- Be suspicious of folk who define themselves by the letters trailing their name. They haven’t done enough waitressing to know what a knob they sound like, or what the application of ‘interpersonal skills’ really means.
- Wanting to do something ordinary is OK. That’s what the majority folk end up being as they contend with modern life. Except those people who make the buns in our local bakery, and Enya. But if doing battle with the piped cream, or wandering round naked in a field on the grounds of a castle howling at the moon isn’t her thing, that’s OK. Every modest job contributes to making our world spin.
- She doesn’t have to fly to the moon, gesticulate weirdly in an ill-fitting power suit in a boardroom; cream her knickers discussing Sheryl Sandberg at her book club, or facilitate unethical financial transactions over obscenely priced lunches with people looking rougher than the photo accompanying their inflated Linkedn profiles, to break the gender mould. She can also build beautiful walls, thatch cottages, repair car engines, or be a real hero and fix washing machines. Plumbers are the unrecognised feminists of this world after all. The world will always need plumbers. Most jobs with an element of manual labour are extraordinary.
- A job is not guaranteed for life. Anyone with that expectation is divorced from the real world.
- If it all goes to shit and she needs to bow out of the mainstream workforce for whatever reason – that’s OK. Generations before her fought hard for workers’ rights. The right to sick pay, the right to get well. The right not be ashamed for being human.
- Chances are everyone is under some degree of stress. Comparing your own work stresses to others is futile and, if you’re a teacher, will only win you a few headbutts. Remember that in the modern age, the union representative is the message. And most sectors of hardworking people don’t have a union to negotiate conditions or fight with Matt Cooper on Thursday evenings while she wonders what’s in the fridge for dinner.
- Not to worry if she’s exhausted by the ‘professional’ persona she strives to cultivate or the bizarre ‘professional’ persona of others that appears at odds with their regular personalities. Work is all about suspending disbelief and leaving your normal personality at the door. Just remember to pick it up on the way out.
- Life isn’t fair and until there is a universal definition of what constitutes worthy work, the wealth from work will continue to be distributed unevenly, with or without an education.
- The composition of discussion panels in the media regarding the status of women in the workplace is usually skewed in favour of middle class women and their corresponding problems. Valid and relevant though they are, and she might well be one of them, if she filters the same problems through a person with half the wage, and a quarter of the opportunities, it’ll aid perspective.
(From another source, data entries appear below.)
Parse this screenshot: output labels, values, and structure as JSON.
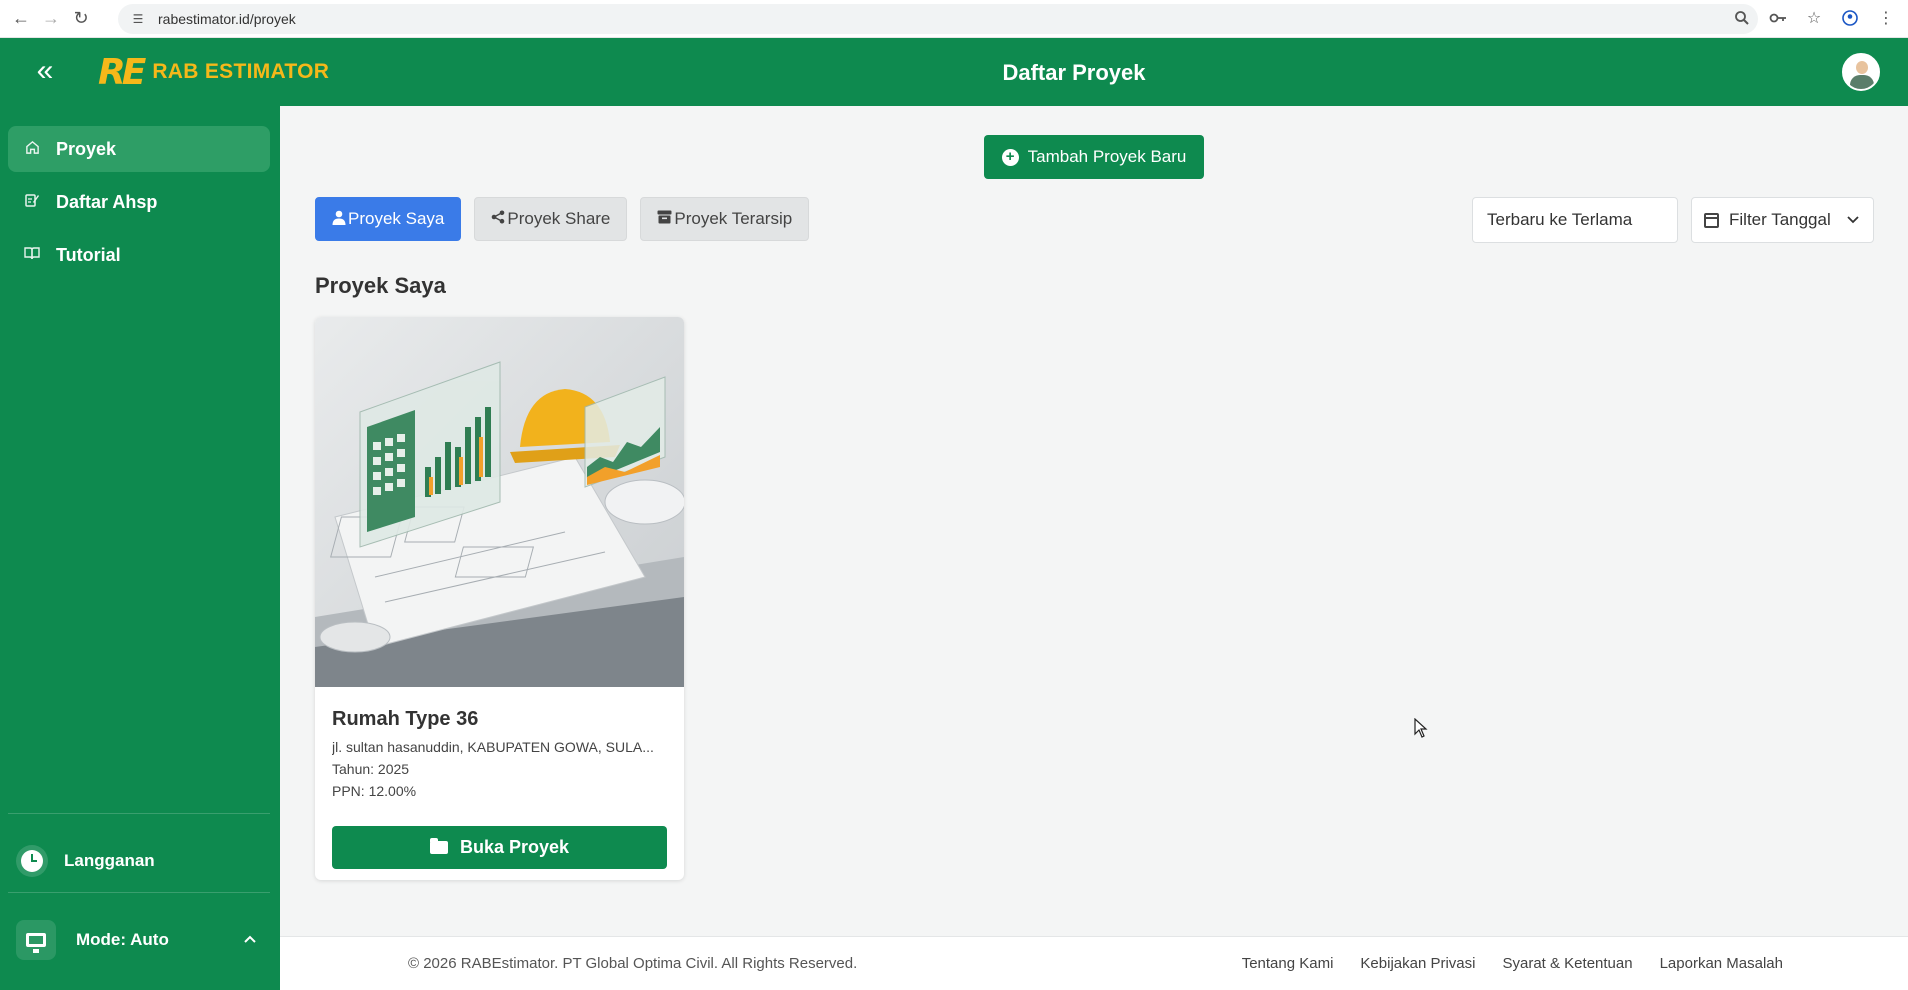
{
  "browser": {
    "url": "rabestimator.id/proyek"
  },
  "header": {
    "logo_mark": "RE",
    "logo_text": "RAB ESTIMATOR",
    "title": "Daftar Proyek"
  },
  "sidebar": {
    "items": [
      {
        "label": "Proyek",
        "icon": "home-icon",
        "active": true
      },
      {
        "label": "Daftar Ahsp",
        "icon": "edit-list-icon",
        "active": false
      },
      {
        "label": "Tutorial",
        "icon": "book-icon",
        "active": false
      }
    ],
    "subscription_label": "Langganan",
    "mode_label": "Mode: Auto"
  },
  "main": {
    "add_button_label": "Tambah Proyek Baru",
    "tabs": [
      {
        "label": "Proyek Saya",
        "icon": "user-icon",
        "active": true
      },
      {
        "label": "Proyek Share",
        "icon": "share-icon",
        "active": false
      },
      {
        "label": "Proyek Terarsip",
        "icon": "archive-icon",
        "active": false
      }
    ],
    "sort_value": "Terbaru ke Terlama",
    "filter_label": "Filter Tanggal",
    "section_title": "Proyek Saya",
    "projects": [
      {
        "title": "Rumah Type 36",
        "address": "jl. sultan hasanuddin, KABUPATEN GOWA, SULA...",
        "year": "Tahun: 2025",
        "ppn": "PPN: 12.00%",
        "open_label": "Buka Proyek"
      }
    ]
  },
  "footer": {
    "copyright": "© 2026 RABEstimator. PT Global Optima Civil. All Rights Reserved.",
    "links": [
      "Tentang Kami",
      "Kebijakan Privasi",
      "Syarat & Ketentuan",
      "Laporkan Masalah"
    ]
  },
  "colors": {
    "brand_green": "#0e8a4f",
    "logo_yellow": "#f5b81a",
    "tab_active_blue": "#3a7be8"
  }
}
- Email read receipts are unnecessary and the scourge of the instant gratification generation. Ignore them.
- That reminds me. Folk who will pride themselves in pointing out her grammar or spelling mistakes are just working through their feelings of guilt and shame around masturbation.
- It’s only work.
A barrier to women in the workplace